Given records
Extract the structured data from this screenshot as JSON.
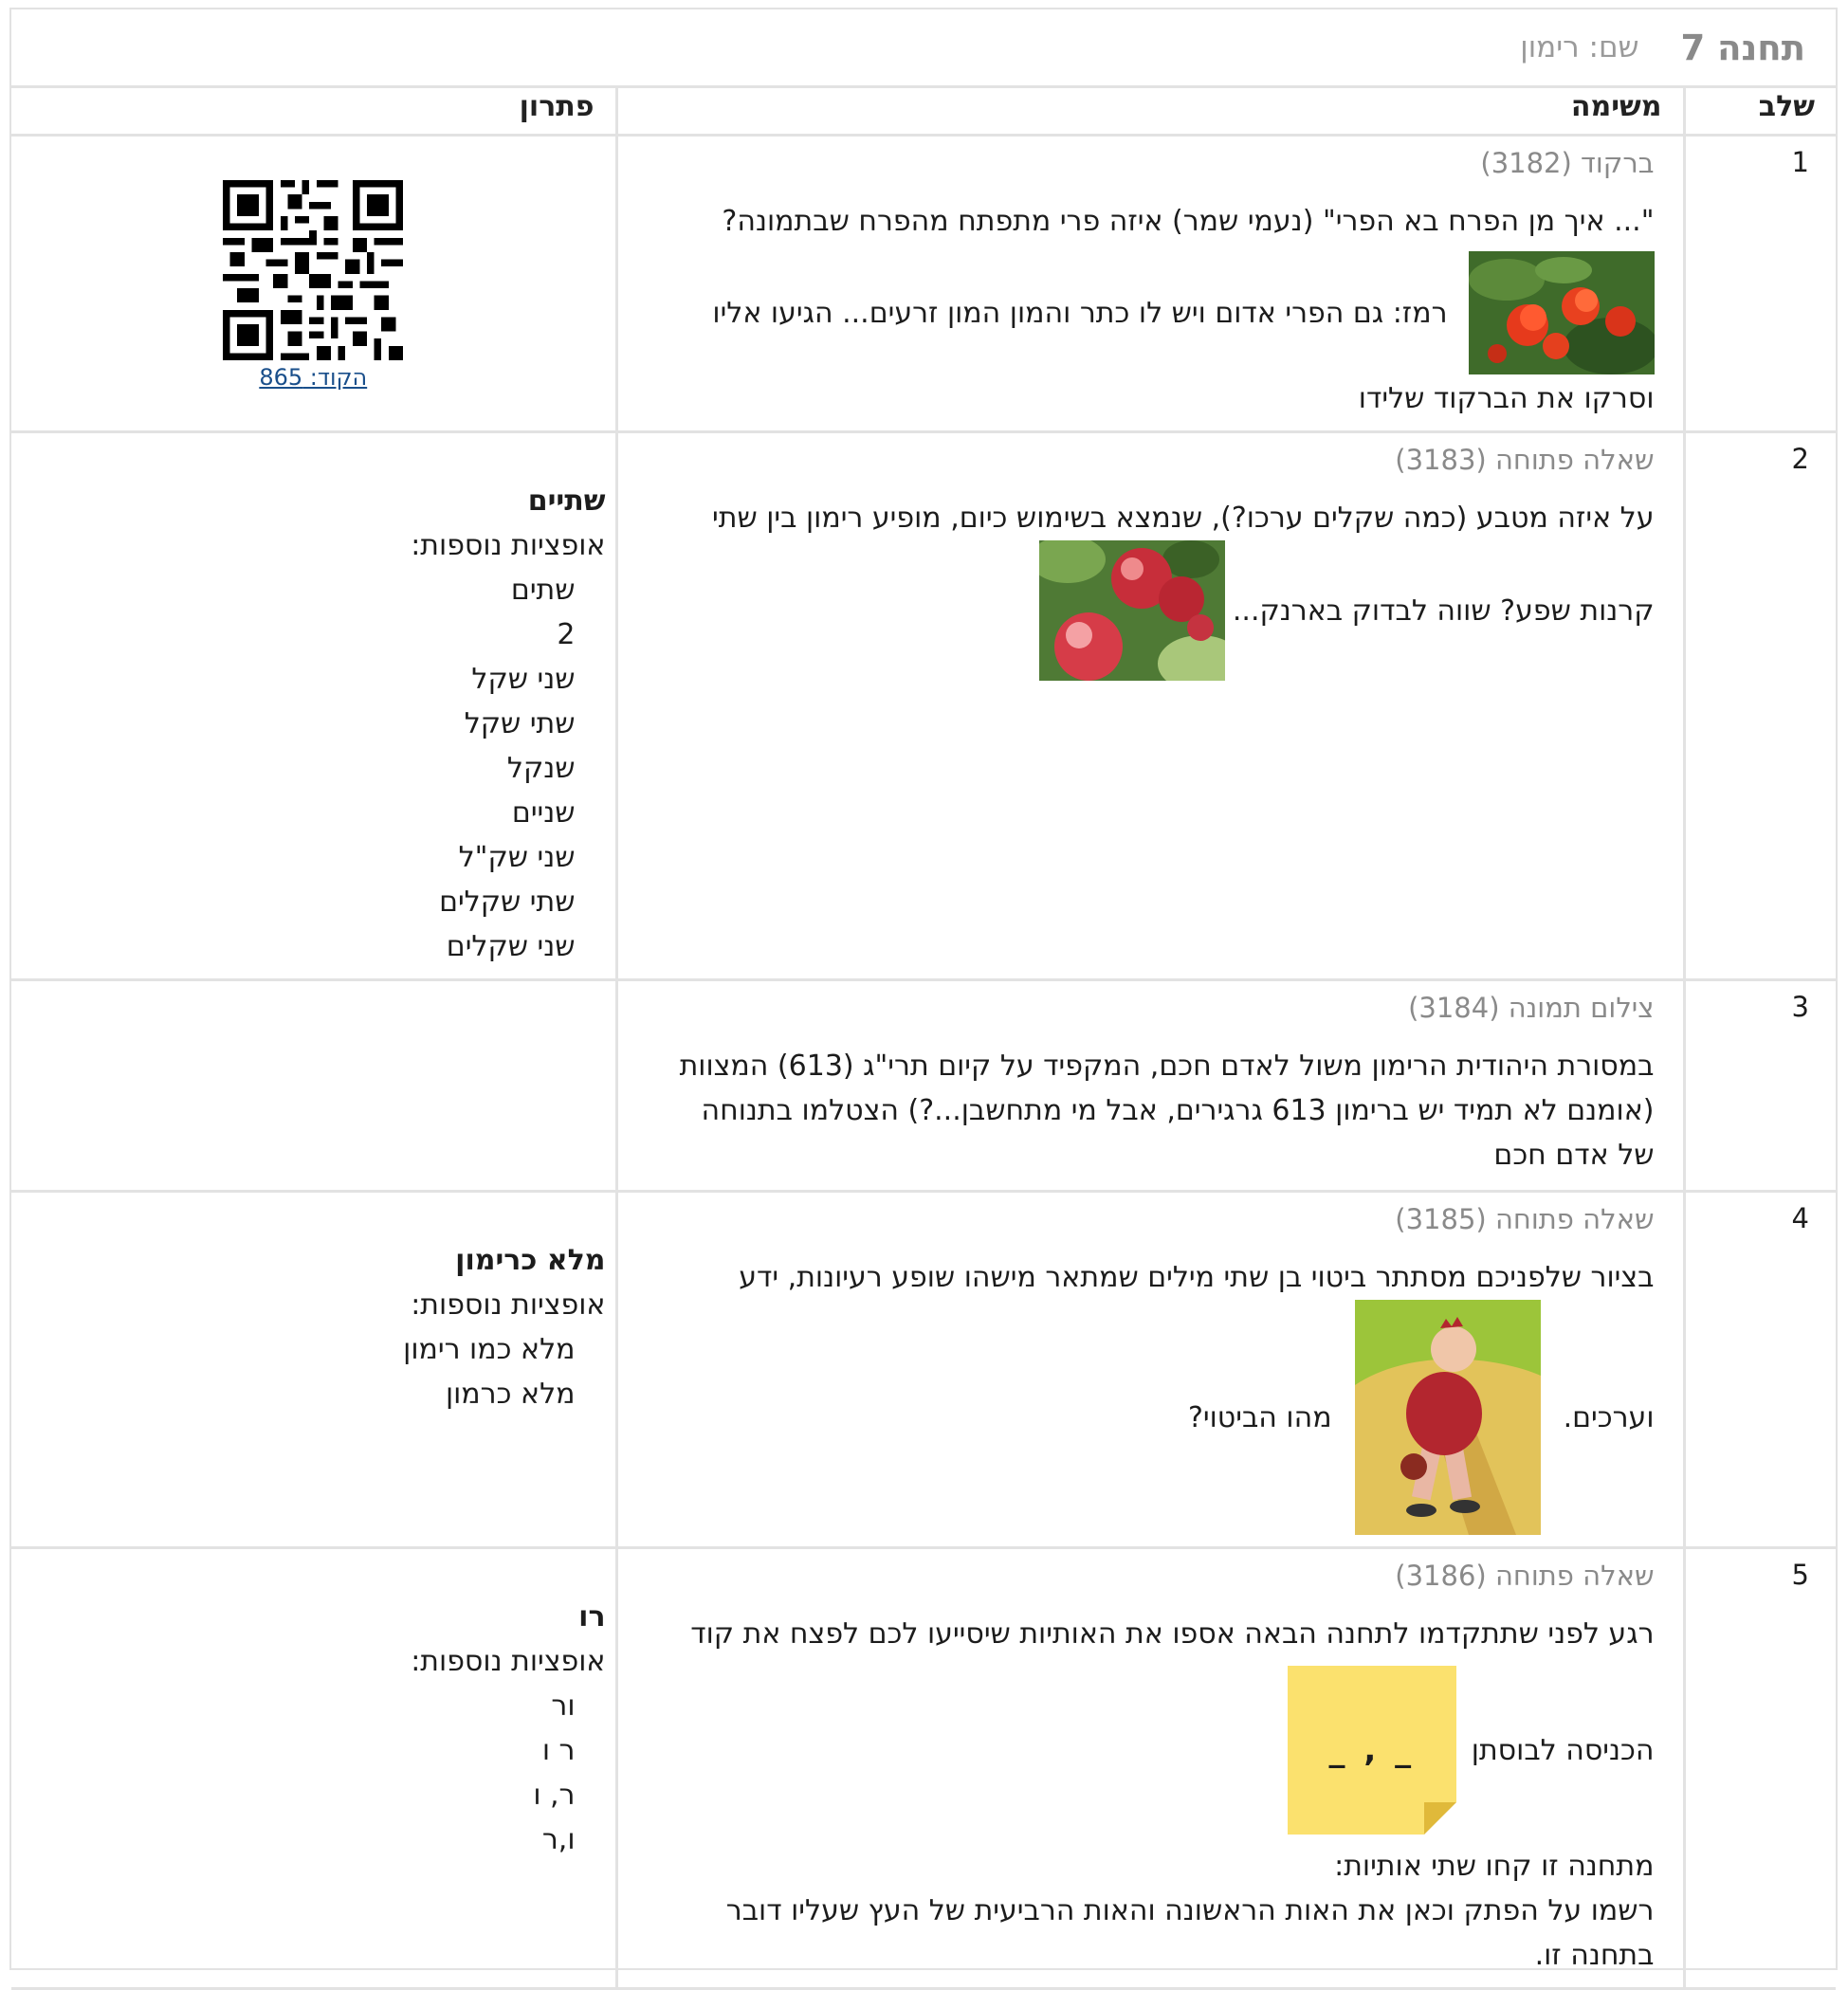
{
  "station": {
    "title": "תחנה 7",
    "name": "שם: רימון"
  },
  "headers": {
    "step": "שלב",
    "task": "משימה",
    "solution": "פתרון"
  },
  "rows": [
    {
      "step": "1",
      "kind": "ברקוד (3182)",
      "line1": "\"... איך מן הפרח בא הפרי\" (נעמי שמר)   איזה פרי מתפתח מהפרח שבתמונה?",
      "line2a": "רמז: גם הפרי אדום ויש לו כתר והמון המון זרעים...   הגיעו אליו",
      "line3": "וסרקו את הברקוד שלידו",
      "qr_label": "הקוד: 865"
    },
    {
      "step": "2",
      "kind": "שאלה פתוחה (3183)",
      "line1": "על איזה מטבע (כמה שקלים ערכו?), שנמצא בשימוש כיום, מופיע רימון בין שתי",
      "line2a": "קרנות שפע?   שווה לבדוק בארנק...",
      "answer": "שתיים",
      "more": "אופציות נוספות:",
      "options": [
        "שתים",
        "2",
        "שני שקל",
        "שתי שקל",
        "שנקל",
        "שניים",
        "שני שק\"ל",
        "שתי שקלים",
        "שני שקלים"
      ]
    },
    {
      "step": "3",
      "kind": "צילום תמונה (3184)",
      "lines": [
        "במסורת היהודית הרימון משול לאדם חכם, המקפיד על קיום תרי\"ג (613) המצוות",
        "(אומנם לא תמיד יש ברימון 613 גרגירים, אבל מי מתחשבן...?)   הצטלמו בתנוחה",
        "של אדם חכם"
      ]
    },
    {
      "step": "4",
      "kind": "שאלה פתוחה (3185)",
      "line1": "בציור שלפניכם מסתתר ביטוי בן שתי מילים שמתאר מישהו שופע רעיונות, ידע",
      "line2a": "וערכים.",
      "line2b": "מהו הביטוי?",
      "answer": "מלא כרימון",
      "more": "אופציות נוספות:",
      "options": [
        "מלא כמו רימון",
        "מלא כרמון"
      ]
    },
    {
      "step": "5",
      "kind": "שאלה פתוחה (3186)",
      "line1": "רגע לפני שתתקדמו לתחנה הבאה אספו את האותיות שיסייעו לכם לפצח את קוד",
      "line2a": "הכניסה לבוסתן",
      "note": "_ , _",
      "lines": [
        "מתחנה זו קחו שתי אותיות:",
        "רשמו על הפתק וכאן את האות הראשונה והאות הרביעית של העץ שעליו דובר",
        "בתחנה זו."
      ],
      "answer": "רו",
      "more": "אופציות נוספות:",
      "options": [
        "ור",
        "ר ו",
        "ר, ו",
        "ו,ר"
      ]
    }
  ]
}
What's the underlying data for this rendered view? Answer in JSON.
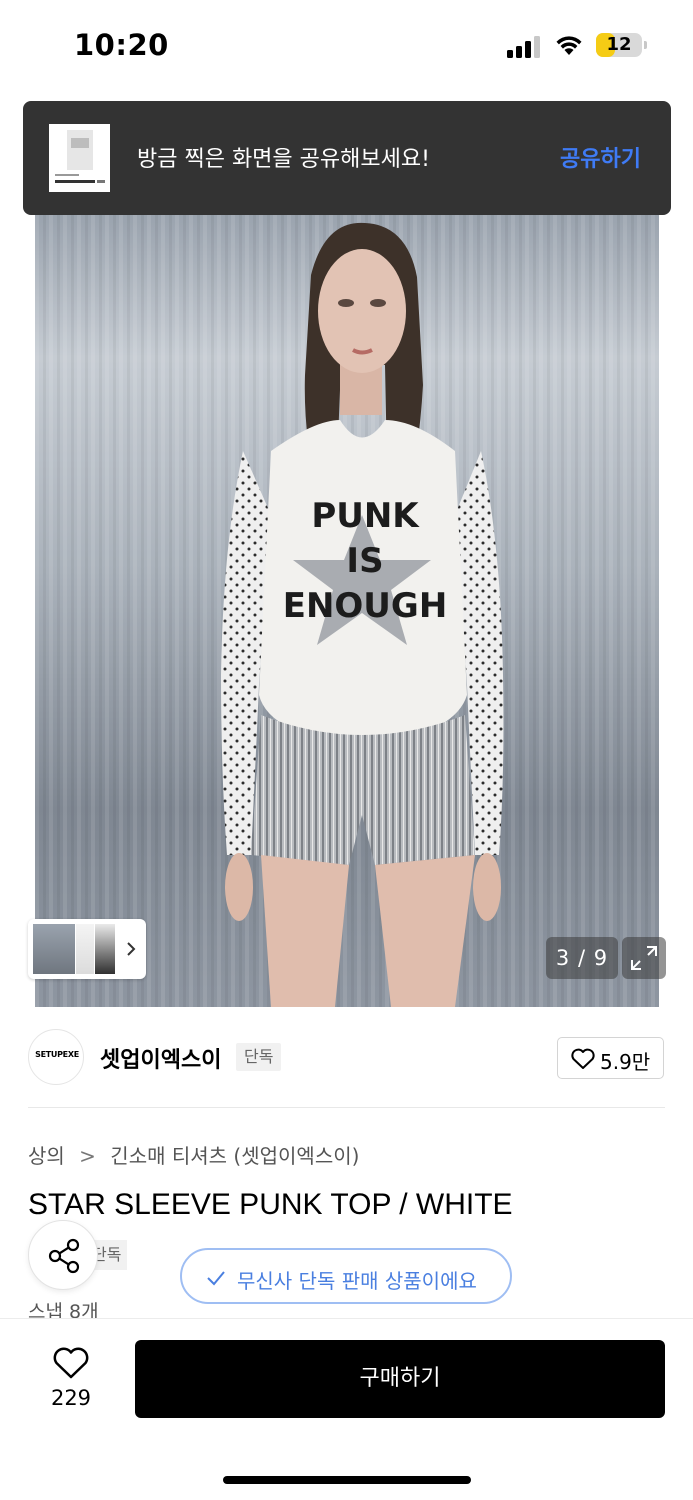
{
  "status_bar": {
    "time": "10:20",
    "battery": "12",
    "battery_level": 0.42
  },
  "toast": {
    "message": "방금 찍은 화면을 공유해보세요!",
    "action": "공유하기"
  },
  "gallery": {
    "counter": "3 / 9",
    "shirt_text": [
      "PUNK",
      "IS",
      "ENOUGH"
    ]
  },
  "brand": {
    "logo_text": "SETUPEXE",
    "name": "셋업이엑스이",
    "badge": "단독",
    "like_count": "5.9만"
  },
  "product": {
    "breadcrumb": [
      "상의",
      "긴소매 티셔츠 (셋업이엑스이)"
    ],
    "breadcrumb_separator": ">",
    "title": "STAR SLEEVE PUNK TOP / WHITE",
    "exclusive_badge": "단독",
    "snap_count": "스냅 8개",
    "exclusive_notice": "무신사 단독 판매 상품이에요"
  },
  "bottom_bar": {
    "wishlist_count": "229",
    "buy_label": "구매하기"
  },
  "colors": {
    "accent": "#3f7bf5",
    "toast_bg": "#333333",
    "buy_bg": "#000000",
    "pill_border": "#9fbef3"
  },
  "icons": [
    "signal-icon",
    "wifi-icon",
    "battery-icon",
    "expand-icon",
    "chevron-right-icon",
    "heart-icon",
    "share-icon",
    "check-icon"
  ]
}
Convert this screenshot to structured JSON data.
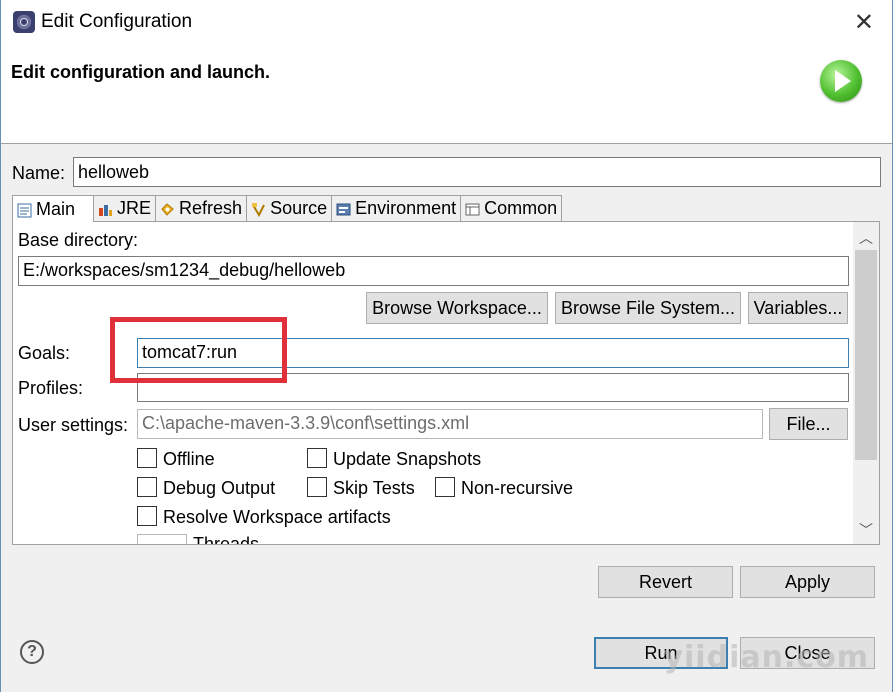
{
  "window": {
    "title": "Edit Configuration",
    "close": "✕"
  },
  "header": {
    "title": "Edit configuration and launch."
  },
  "name": {
    "label": "Name:",
    "value": "helloweb"
  },
  "tabs": [
    {
      "label": "Main",
      "icon": "main-tab-icon"
    },
    {
      "label": "JRE",
      "icon": "jre-icon"
    },
    {
      "label": "Refresh",
      "icon": "refresh-icon"
    },
    {
      "label": "Source",
      "icon": "source-icon"
    },
    {
      "label": "Environment",
      "icon": "environment-icon"
    },
    {
      "label": "Common",
      "icon": "common-icon"
    }
  ],
  "main": {
    "base_directory_label": "Base directory:",
    "base_directory_value": "E:/workspaces/sm1234_debug/helloweb",
    "browse_workspace": "Browse Workspace...",
    "browse_file_system": "Browse File System...",
    "variables": "Variables...",
    "goals_label": "Goals:",
    "goals_value": "tomcat7:run",
    "profiles_label": "Profiles:",
    "profiles_value": "",
    "user_settings_label": "User settings:",
    "user_settings_value": "C:\\apache-maven-3.3.9\\conf\\settings.xml",
    "file_button": "File...",
    "checkboxes": {
      "offline": "Offline",
      "update_snapshots": "Update Snapshots",
      "debug_output": "Debug Output",
      "skip_tests": "Skip Tests",
      "non_recursive": "Non-recursive",
      "resolve_workspace": "Resolve Workspace artifacts"
    },
    "threads_partial": "Threads"
  },
  "buttons": {
    "revert": "Revert",
    "apply": "Apply",
    "run": "Run",
    "close": "Close"
  },
  "watermark": "yiidian.com",
  "help": "?",
  "colors": {
    "highlight": "#e0303a",
    "focus": "#3c7fb1"
  }
}
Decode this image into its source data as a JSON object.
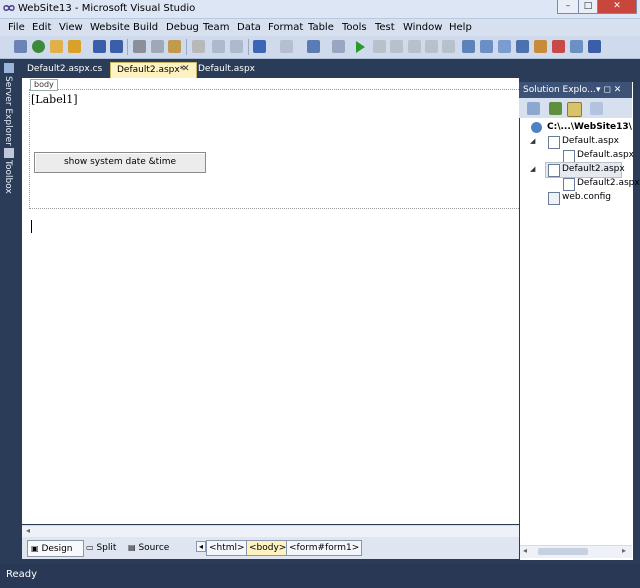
{
  "window": {
    "title": "WebSite13 - Microsoft Visual Studio",
    "min": "–",
    "max": "□",
    "close": "✕"
  },
  "menu": [
    "File",
    "Edit",
    "View",
    "Website",
    "Build",
    "Debug",
    "Team",
    "Data",
    "Format",
    "Table",
    "Tools",
    "Test",
    "Window",
    "Help"
  ],
  "tabs": [
    {
      "label": "Default2.aspx.cs"
    },
    {
      "label": "Default2.aspx*",
      "close": "✕"
    },
    {
      "label": "Default.aspx"
    }
  ],
  "left_strip": {
    "server_explorer": "Server Explorer",
    "toolbox": "Toolbox"
  },
  "designer": {
    "body_tag": "body",
    "label": "[Label1]",
    "button": "show system date &time"
  },
  "view_bar": {
    "design": "Design",
    "split": "Split",
    "source": "Source",
    "crumbs": [
      "<html>",
      "<body>",
      "<form#form1>"
    ]
  },
  "solution_explorer": {
    "title": "Solution Explo...",
    "pin": "▾ ◻ ✕",
    "items": [
      {
        "label": "C:\\...\\WebSite13\\",
        "icon": "website-icon"
      },
      {
        "label": "Default.aspx",
        "icon": "aspx-file-icon"
      },
      {
        "label": "Default.aspx",
        "icon": "cs-file-icon"
      },
      {
        "label": "Default2.aspx",
        "icon": "aspx-file-icon"
      },
      {
        "label": "Default2.aspx",
        "icon": "cs-file-icon"
      },
      {
        "label": "web.config",
        "icon": "config-file-icon"
      }
    ]
  },
  "status": {
    "text": "Ready"
  },
  "colors": {
    "accent": "#2b3c59",
    "active_tab": "#fdf2c0"
  }
}
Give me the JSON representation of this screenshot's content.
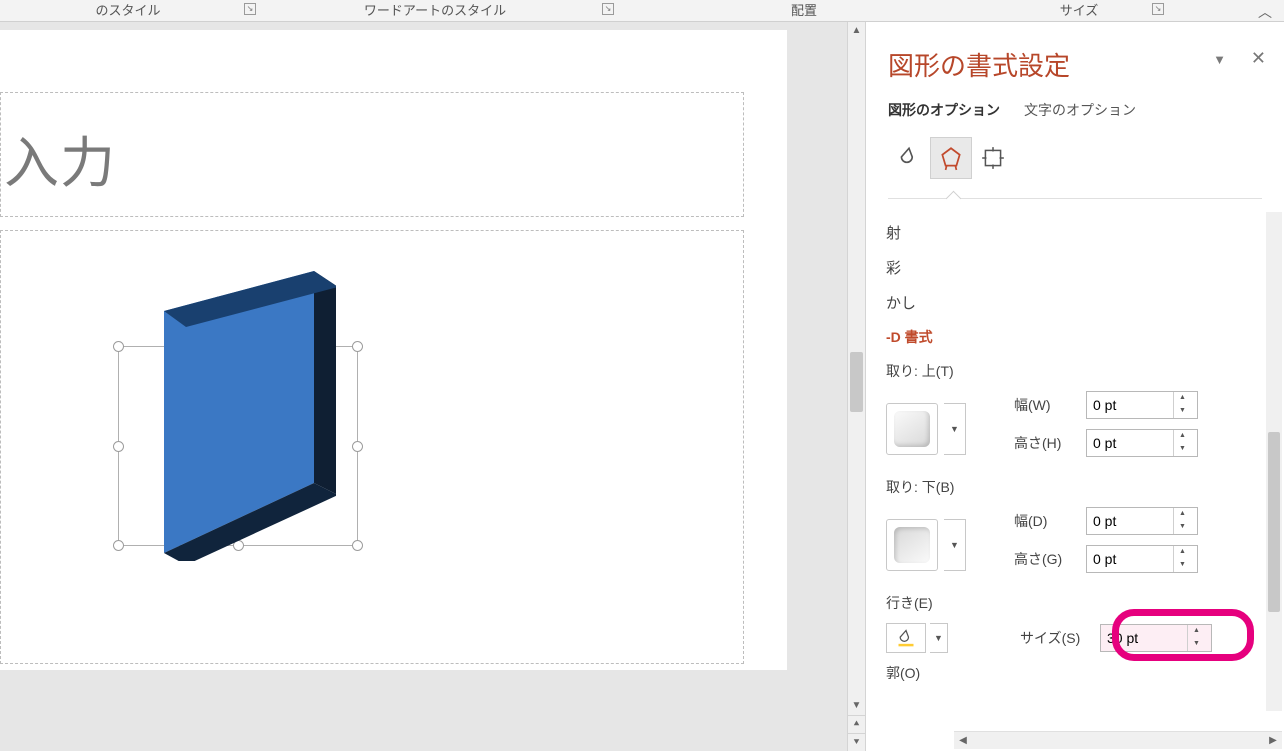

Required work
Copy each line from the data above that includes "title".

Worked solution
    "title": "תחנה 7",
    "title": "STAR SLEEVE PUNK TOP / WHITE",
    "title": "Edit Configuration",
    "title": "Edit configuration and launch."
    "title": "WebSite13 - Microsoft Visual Studio",
    "title": "Solution Explo...",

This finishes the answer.